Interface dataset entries
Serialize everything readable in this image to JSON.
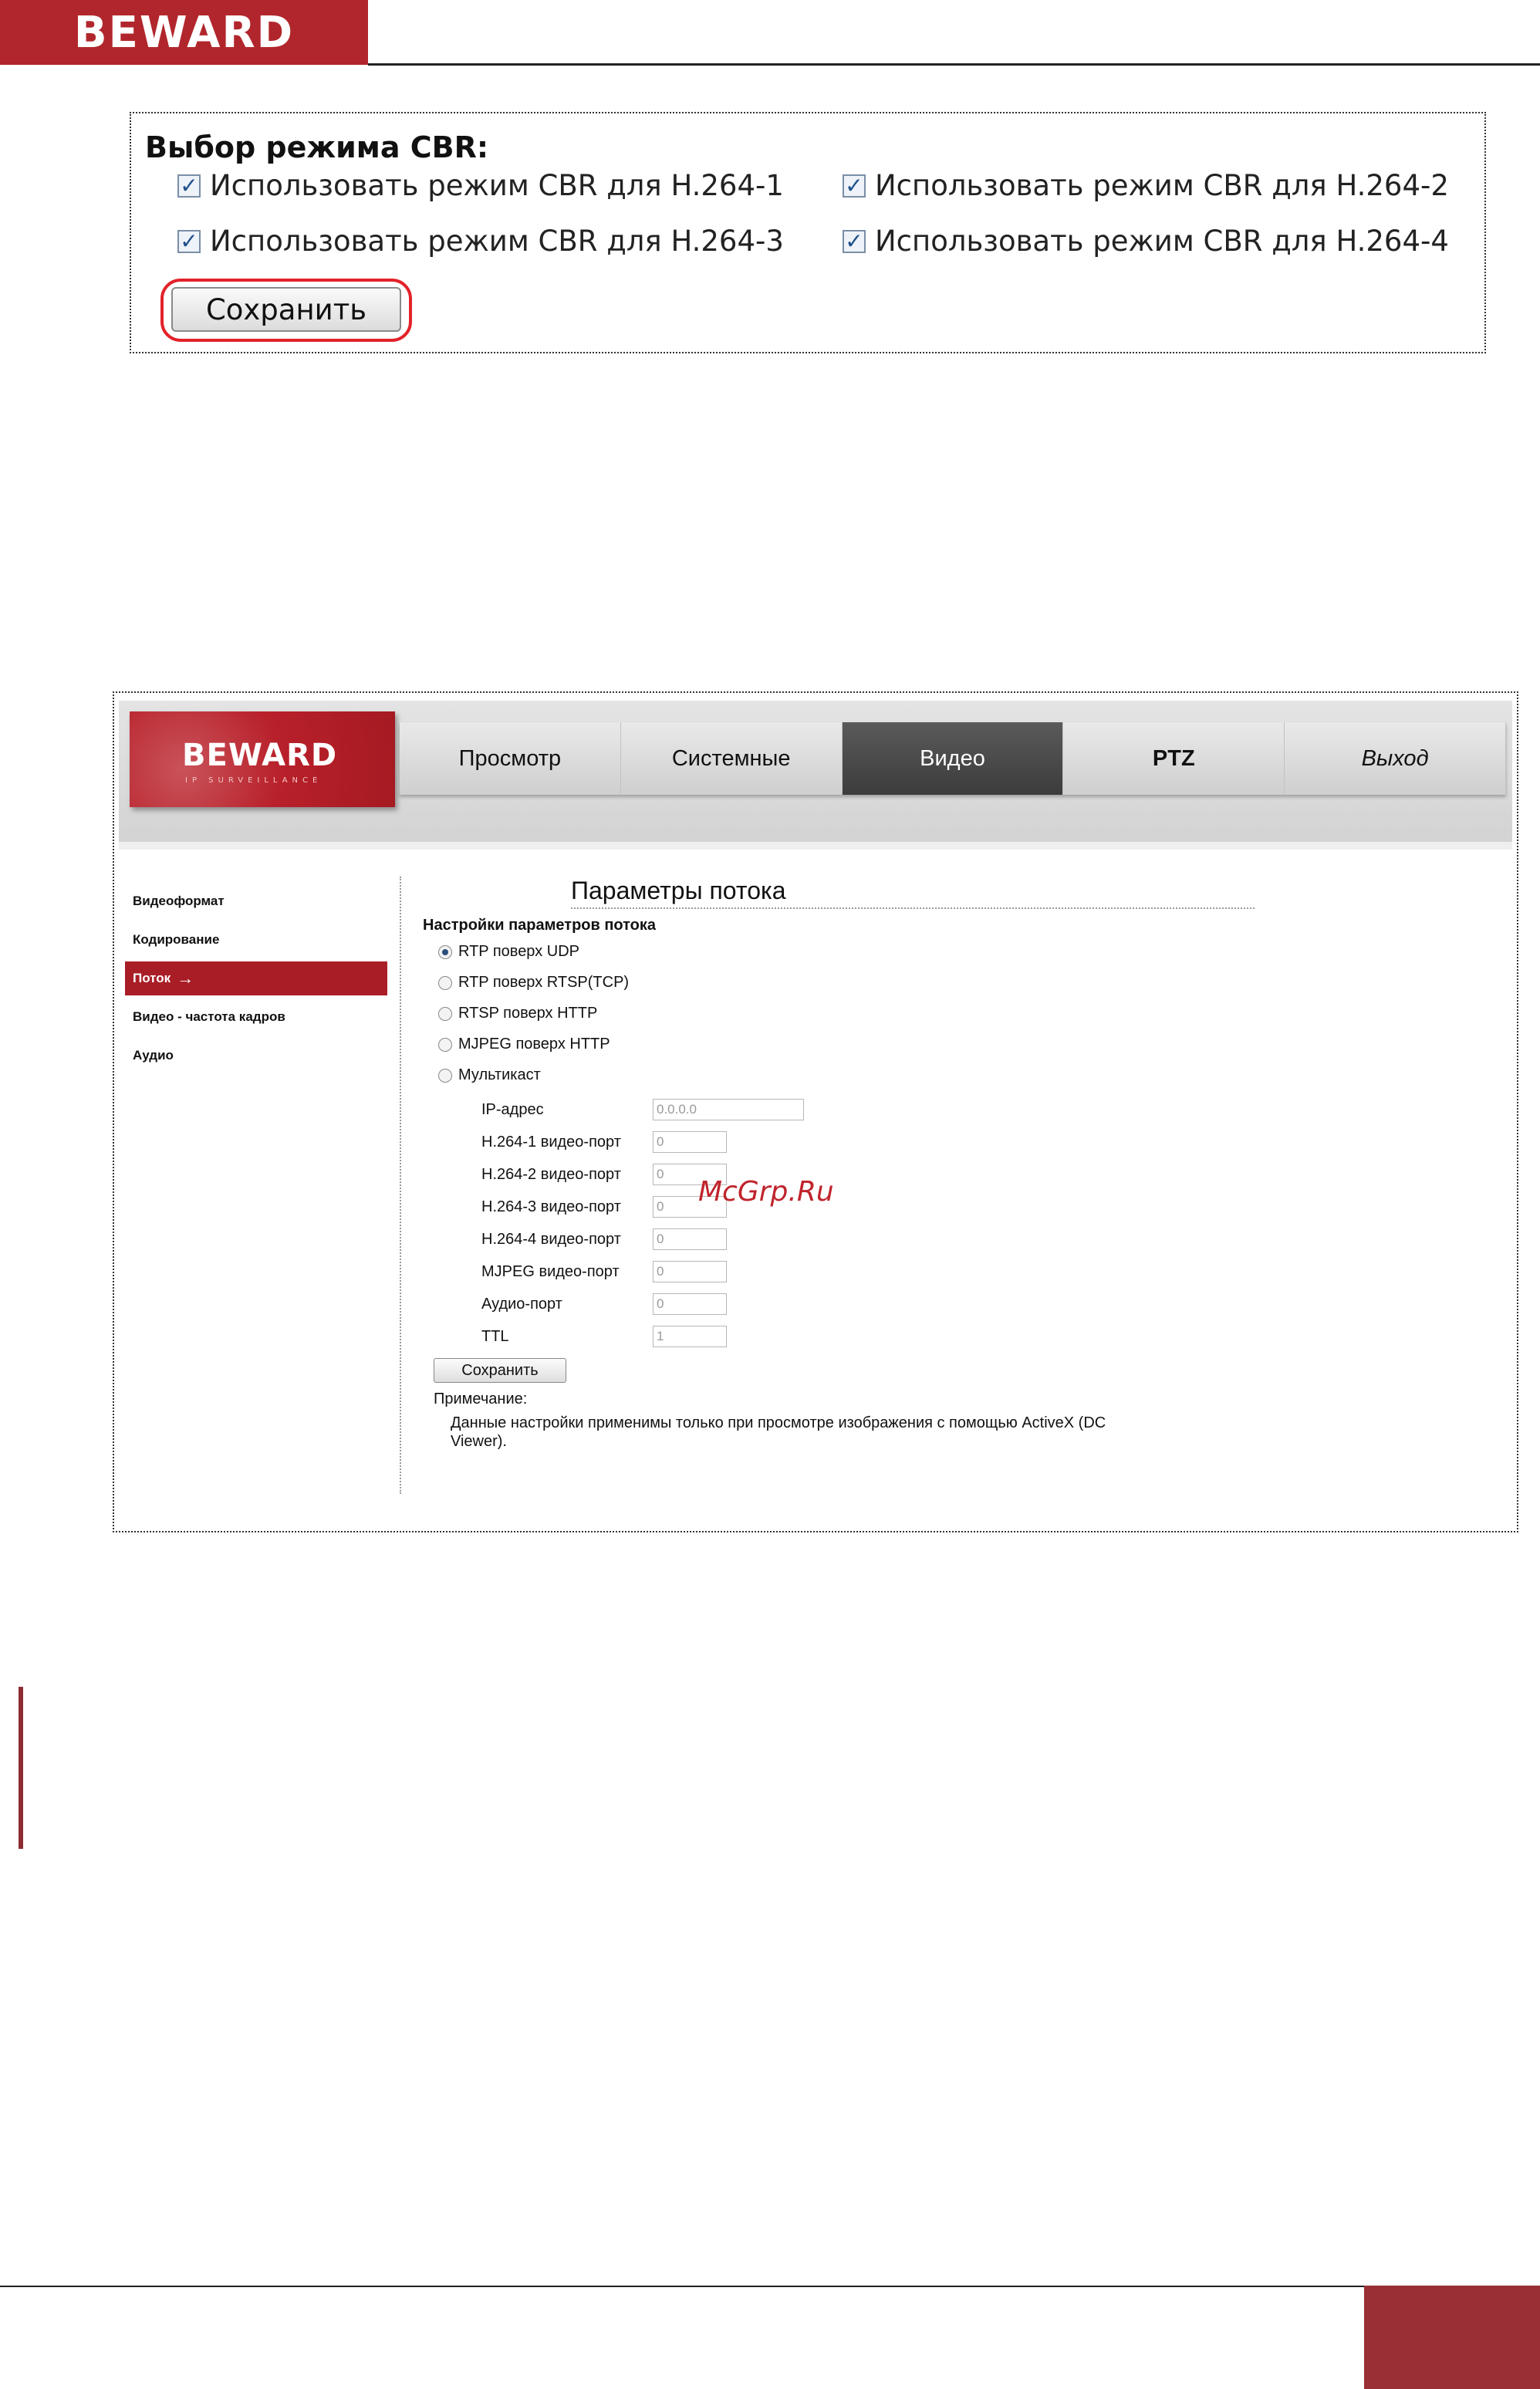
{
  "page_header": {
    "logo_text": "BEWARD"
  },
  "cbr": {
    "title": "Выбор режима CBR:",
    "items": [
      {
        "label": "Использовать режим CBR для H.264-1",
        "checked": true
      },
      {
        "label": "Использовать режим CBR для H.264-2",
        "checked": true
      },
      {
        "label": "Использовать режим CBR для H.264-3",
        "checked": true
      },
      {
        "label": "Использовать режим CBR для H.264-4",
        "checked": true
      }
    ],
    "save_label": "Сохранить",
    "highlight_color": "#e3222a"
  },
  "app": {
    "logo_text": "BEWARD",
    "logo_sub": "IP SURVEILLANCE",
    "menu": [
      "Просмотр",
      "Системные",
      "Видео",
      "PTZ",
      "Выход"
    ],
    "menu_active": "Видео",
    "sidebar": [
      "Видеоформат",
      "Кодирование",
      "Поток",
      "Видео - частота кадров",
      "Аудио"
    ],
    "sidebar_active": "Поток",
    "sidebar_arrow": "→",
    "title": "Параметры потока",
    "subtitle": "Настройки параметров потока",
    "radios": [
      {
        "label": "RTP поверх UDP",
        "selected": true
      },
      {
        "label": "RTP поверх RTSP(TCP)",
        "selected": false
      },
      {
        "label": "RTSP поверх HTTP",
        "selected": false
      },
      {
        "label": "MJPEG поверх HTTP",
        "selected": false
      },
      {
        "label": "Мультикаст",
        "selected": false
      }
    ],
    "fields": [
      {
        "label": "IP-адрес",
        "value": "0.0.0.0"
      },
      {
        "label": "H.264-1 видео-порт",
        "value": "0"
      },
      {
        "label": "H.264-2 видео-порт",
        "value": "0"
      },
      {
        "label": "H.264-3 видео-порт",
        "value": "0"
      },
      {
        "label": "H.264-4 видео-порт",
        "value": "0"
      },
      {
        "label": "MJPEG видео-порт",
        "value": "0"
      },
      {
        "label": "Аудио-порт",
        "value": "0"
      },
      {
        "label": "TTL",
        "value": "1"
      }
    ],
    "save_label": "Сохранить",
    "note_label": "Примечание:",
    "note_text": "Данные настройки применимы только при просмотре изображения с помощью ActiveX (DC Viewer)."
  },
  "watermark": "McGrp.Ru",
  "colors": {
    "brand_red": "#b1262c",
    "footer_red": "#9a3036",
    "active_tab": "#4a4a4a"
  }
}
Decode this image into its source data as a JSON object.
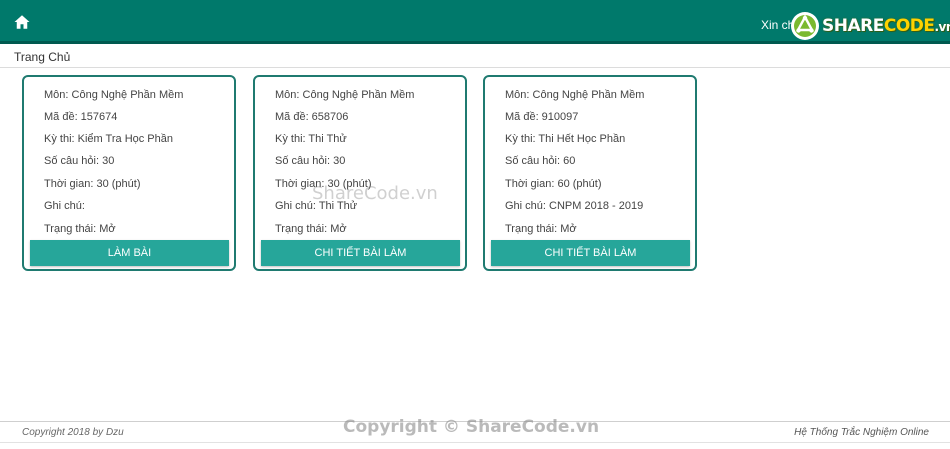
{
  "header": {
    "home_icon": "home-icon",
    "greeting": "Xin ch",
    "logo": {
      "part1": "SHARE",
      "part2": "CODE",
      "part3": ".vn"
    }
  },
  "breadcrumb": {
    "label": "Trang Chủ"
  },
  "cards": [
    {
      "mon": "Môn: Công Nghệ Phần Mềm",
      "ma_de": "Mã đề: 157674",
      "ky_thi": "Kỳ thi: Kiểm Tra Học Phần",
      "so_cau": "Số câu hỏi: 30",
      "thoi_gian": "Thời gian: 30 (phút)",
      "ghi_chu": "Ghi chú:",
      "trang_thai": "Trạng thái: Mở",
      "button": "LÀM BÀI"
    },
    {
      "mon": "Môn: Công Nghệ Phần Mềm",
      "ma_de": "Mã đề: 658706",
      "ky_thi": "Kỳ thi: Thi Thử",
      "so_cau": "Số câu hỏi: 30",
      "thoi_gian": "Thời gian: 30 (phút)",
      "ghi_chu": "Ghi chú: Thi Thử",
      "trang_thai": "Trạng thái: Mở",
      "button": "CHI TIẾT BÀI LÀM"
    },
    {
      "mon": "Môn: Công Nghệ Phần Mềm",
      "ma_de": "Mã đề: 910097",
      "ky_thi": "Kỳ thi: Thi Hết Học Phần",
      "so_cau": "Số câu hỏi: 60",
      "thoi_gian": "Thời gian: 60 (phút)",
      "ghi_chu": "Ghi chú: CNPM 2018 - 2019",
      "trang_thai": "Trạng thái: Mở",
      "button": "CHI TIẾT BÀI LÀM"
    }
  ],
  "watermark": "ShareCode.vn",
  "footer": {
    "left": "Copyright 2018 by Dzu",
    "center": "Copyright © ShareCode.vn",
    "right": "Hệ Thống Trắc Nghiệm Online"
  },
  "colors": {
    "header": "#00796b",
    "button": "#26a69a",
    "card_border": "#1f7a70"
  }
}
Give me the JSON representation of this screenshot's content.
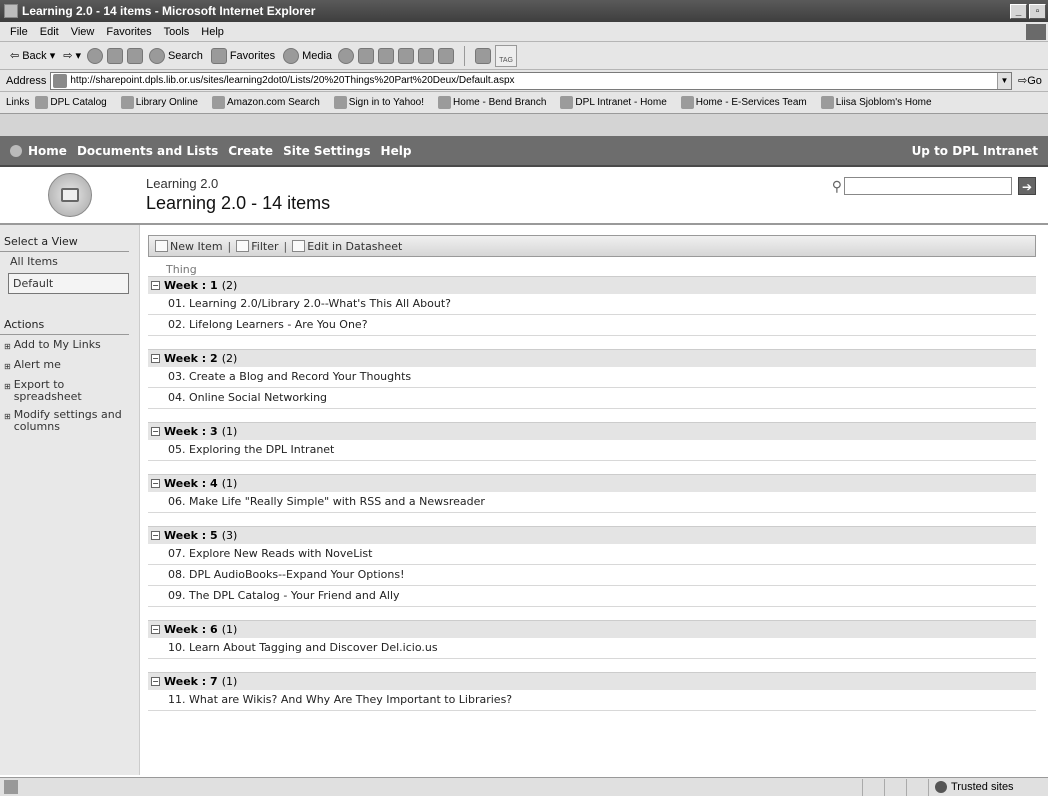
{
  "window": {
    "title": "Learning 2.0 - 14 items - Microsoft Internet Explorer"
  },
  "menu": [
    "File",
    "Edit",
    "View",
    "Favorites",
    "Tools",
    "Help"
  ],
  "toolbar": {
    "back": "Back",
    "search": "Search",
    "favorites": "Favorites",
    "media": "Media",
    "tag": "TAG"
  },
  "address": {
    "label": "Address",
    "url": "http://sharepoint.dpls.lib.or.us/sites/learning2dot0/Lists/20%20Things%20Part%20Deux/Default.aspx",
    "go": "Go"
  },
  "links": {
    "label": "Links",
    "items": [
      "DPL Catalog",
      "Library Online",
      "Amazon.com Search",
      "Sign in to Yahoo!",
      "Home - Bend Branch",
      "DPL Intranet - Home",
      "Home - E-Services Team",
      "Liisa Sjoblom's Home"
    ]
  },
  "sp_nav": {
    "items": [
      "Home",
      "Documents and Lists",
      "Create",
      "Site Settings",
      "Help"
    ],
    "right": "Up to DPL Intranet"
  },
  "header": {
    "site_name": "Learning 2.0",
    "page_title": "Learning 2.0 - 14 items"
  },
  "leftnav": {
    "view_heading": "Select a View",
    "views": [
      "All Items",
      "Default"
    ],
    "actions_heading": "Actions",
    "actions": [
      "Add to My Links",
      "Alert me",
      "Export to spreadsheet",
      "Modify settings and columns"
    ]
  },
  "list_toolbar": {
    "new_item": "New Item",
    "filter": "Filter",
    "edit_datasheet": "Edit in Datasheet"
  },
  "column_header": "Thing",
  "groups": [
    {
      "label": "Week : 1",
      "count": "(2)",
      "items": [
        "01. Learning 2.0/Library 2.0--What's This All About?",
        "02. Lifelong Learners - Are You One?"
      ]
    },
    {
      "label": "Week : 2",
      "count": "(2)",
      "items": [
        "03. Create a Blog and Record Your Thoughts",
        "04. Online Social Networking"
      ]
    },
    {
      "label": "Week : 3",
      "count": "(1)",
      "items": [
        "05. Exploring the DPL Intranet"
      ]
    },
    {
      "label": "Week : 4",
      "count": "(1)",
      "items": [
        "06. Make Life \"Really Simple\" with RSS and a Newsreader"
      ]
    },
    {
      "label": "Week : 5",
      "count": "(3)",
      "items": [
        "07. Explore New Reads with NoveList",
        "08. DPL AudioBooks--Expand Your Options!",
        "09. The DPL Catalog - Your Friend and Ally"
      ]
    },
    {
      "label": "Week : 6",
      "count": "(1)",
      "items": [
        "10. Learn About Tagging and Discover Del.icio.us"
      ]
    },
    {
      "label": "Week : 7",
      "count": "(1)",
      "items": [
        "11. What are Wikis? And Why Are They Important to Libraries?"
      ]
    }
  ],
  "status": {
    "zone": "Trusted sites"
  }
}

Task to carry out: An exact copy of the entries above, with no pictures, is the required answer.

Answer area:
Serialize everything readable in this image to JSON.
{
  "page_header": {
    "logo_text": "BEWARD"
  },
  "cbr": {
    "title": "Выбор режима CBR:",
    "items": [
      {
        "label": "Использовать режим CBR для H.264-1",
        "checked": true
      },
      {
        "label": "Использовать режим CBR для H.264-2",
        "checked": true
      },
      {
        "label": "Использовать режим CBR для H.264-3",
        "checked": true
      },
      {
        "label": "Использовать режим CBR для H.264-4",
        "checked": true
      }
    ],
    "save_label": "Сохранить",
    "highlight_color": "#e3222a"
  },
  "app": {
    "logo_text": "BEWARD",
    "logo_sub": "IP SURVEILLANCE",
    "menu": [
      "Просмотр",
      "Системные",
      "Видео",
      "PTZ",
      "Выход"
    ],
    "menu_active": "Видео",
    "sidebar": [
      "Видеоформат",
      "Кодирование",
      "Поток",
      "Видео - частота кадров",
      "Аудио"
    ],
    "sidebar_active": "Поток",
    "sidebar_arrow": "→",
    "title": "Параметры потока",
    "subtitle": "Настройки параметров потока",
    "radios": [
      {
        "label": "RTP поверх UDP",
        "selected": true
      },
      {
        "label": "RTP поверх RTSP(TCP)",
        "selected": false
      },
      {
        "label": "RTSP поверх HTTP",
        "selected": false
      },
      {
        "label": "MJPEG поверх HTTP",
        "selected": false
      },
      {
        "label": "Мультикаст",
        "selected": false
      }
    ],
    "fields": [
      {
        "label": "IP-адрес",
        "value": "0.0.0.0"
      },
      {
        "label": "H.264-1 видео-порт",
        "value": "0"
      },
      {
        "label": "H.264-2 видео-порт",
        "value": "0"
      },
      {
        "label": "H.264-3 видео-порт",
        "value": "0"
      },
      {
        "label": "H.264-4 видео-порт",
        "value": "0"
      },
      {
        "label": "MJPEG видео-порт",
        "value": "0"
      },
      {
        "label": "Аудио-порт",
        "value": "0"
      },
      {
        "label": "TTL",
        "value": "1"
      }
    ],
    "save_label": "Сохранить",
    "note_label": "Примечание:",
    "note_text": "Данные настройки применимы только при просмотре изображения с помощью ActiveX (DC Viewer)."
  },
  "watermark": "McGrp.Ru",
  "colors": {
    "brand_red": "#b1262c",
    "footer_red": "#9a3036",
    "active_tab": "#4a4a4a"
  }
}
Decode this image into its source data as a JSON object.
{
  "header": {
    "home_icon": "home-icon",
    "greeting": "Xin ch",
    "logo": {
      "part1": "SHARE",
      "part2": "CODE",
      "part3": ".vn"
    }
  },
  "breadcrumb": {
    "label": "Trang Chủ"
  },
  "cards": [
    {
      "mon": "Môn: Công Nghệ Phần Mềm",
      "ma_de": "Mã đề: 157674",
      "ky_thi": "Kỳ thi: Kiểm Tra Học Phần",
      "so_cau": "Số câu hỏi: 30",
      "thoi_gian": "Thời gian: 30 (phút)",
      "ghi_chu": "Ghi chú:",
      "trang_thai": "Trạng thái: Mở",
      "button": "LÀM BÀI"
    },
    {
      "mon": "Môn: Công Nghệ Phần Mềm",
      "ma_de": "Mã đề: 658706",
      "ky_thi": "Kỳ thi: Thi Thử",
      "so_cau": "Số câu hỏi: 30",
      "thoi_gian": "Thời gian: 30 (phút)",
      "ghi_chu": "Ghi chú: Thi Thử",
      "trang_thai": "Trạng thái: Mở",
      "button": "CHI TIẾT BÀI LÀM"
    },
    {
      "mon": "Môn: Công Nghệ Phần Mềm",
      "ma_de": "Mã đề: 910097",
      "ky_thi": "Kỳ thi: Thi Hết Học Phần",
      "so_cau": "Số câu hỏi: 60",
      "thoi_gian": "Thời gian: 60 (phút)",
      "ghi_chu": "Ghi chú: CNPM 2018 - 2019",
      "trang_thai": "Trạng thái: Mở",
      "button": "CHI TIẾT BÀI LÀM"
    }
  ],
  "watermark": "ShareCode.vn",
  "footer": {
    "left": "Copyright 2018 by Dzu",
    "center": "Copyright © ShareCode.vn",
    "right": "Hệ Thống Trắc Nghiệm Online"
  },
  "colors": {
    "header": "#00796b",
    "button": "#26a69a",
    "card_border": "#1f7a70"
  }
}
Give me the JSON representation of this screenshot's content.
{
  "window": {
    "title": "Learning 2.0 - 14 items - Microsoft Internet Explorer"
  },
  "menu": [
    "File",
    "Edit",
    "View",
    "Favorites",
    "Tools",
    "Help"
  ],
  "toolbar": {
    "back": "Back",
    "search": "Search",
    "favorites": "Favorites",
    "media": "Media",
    "tag": "TAG"
  },
  "address": {
    "label": "Address",
    "url": "http://sharepoint.dpls.lib.or.us/sites/learning2dot0/Lists/20%20Things%20Part%20Deux/Default.aspx",
    "go": "Go"
  },
  "links": {
    "label": "Links",
    "items": [
      "DPL Catalog",
      "Library Online",
      "Amazon.com Search",
      "Sign in to Yahoo!",
      "Home - Bend Branch",
      "DPL Intranet - Home",
      "Home - E-Services Team",
      "Liisa Sjoblom's Home"
    ]
  },
  "sp_nav": {
    "items": [
      "Home",
      "Documents and Lists",
      "Create",
      "Site Settings",
      "Help"
    ],
    "right": "Up to DPL Intranet"
  },
  "header": {
    "site_name": "Learning 2.0",
    "page_title": "Learning 2.0 - 14 items"
  },
  "leftnav": {
    "view_heading": "Select a View",
    "views": [
      "All Items",
      "Default"
    ],
    "actions_heading": "Actions",
    "actions": [
      "Add to My Links",
      "Alert me",
      "Export to spreadsheet",
      "Modify settings and columns"
    ]
  },
  "list_toolbar": {
    "new_item": "New Item",
    "filter": "Filter",
    "edit_datasheet": "Edit in Datasheet"
  },
  "column_header": "Thing",
  "groups": [
    {
      "label": "Week : 1",
      "count": "(2)",
      "items": [
        "01. Learning 2.0/Library 2.0--What's This All About?",
        "02. Lifelong Learners - Are You One?"
      ]
    },
    {
      "label": "Week : 2",
      "count": "(2)",
      "items": [
        "03. Create a Blog and Record Your Thoughts",
        "04. Online Social Networking"
      ]
    },
    {
      "label": "Week : 3",
      "count": "(1)",
      "items": [
        "05. Exploring the DPL Intranet"
      ]
    },
    {
      "label": "Week : 4",
      "count": "(1)",
      "items": [
        "06. Make Life \"Really Simple\" with RSS and a Newsreader"
      ]
    },
    {
      "label": "Week : 5",
      "count": "(3)",
      "items": [
        "07. Explore New Reads with NoveList",
        "08. DPL AudioBooks--Expand Your Options!",
        "09. The DPL Catalog - Your Friend and Ally"
      ]
    },
    {
      "label": "Week : 6",
      "count": "(1)",
      "items": [
        "10. Learn About Tagging and Discover Del.icio.us"
      ]
    },
    {
      "label": "Week : 7",
      "count": "(1)",
      "items": [
        "11. What are Wikis? And Why Are They Important to Libraries?"
      ]
    }
  ],
  "status": {
    "zone": "Trusted sites"
  }
}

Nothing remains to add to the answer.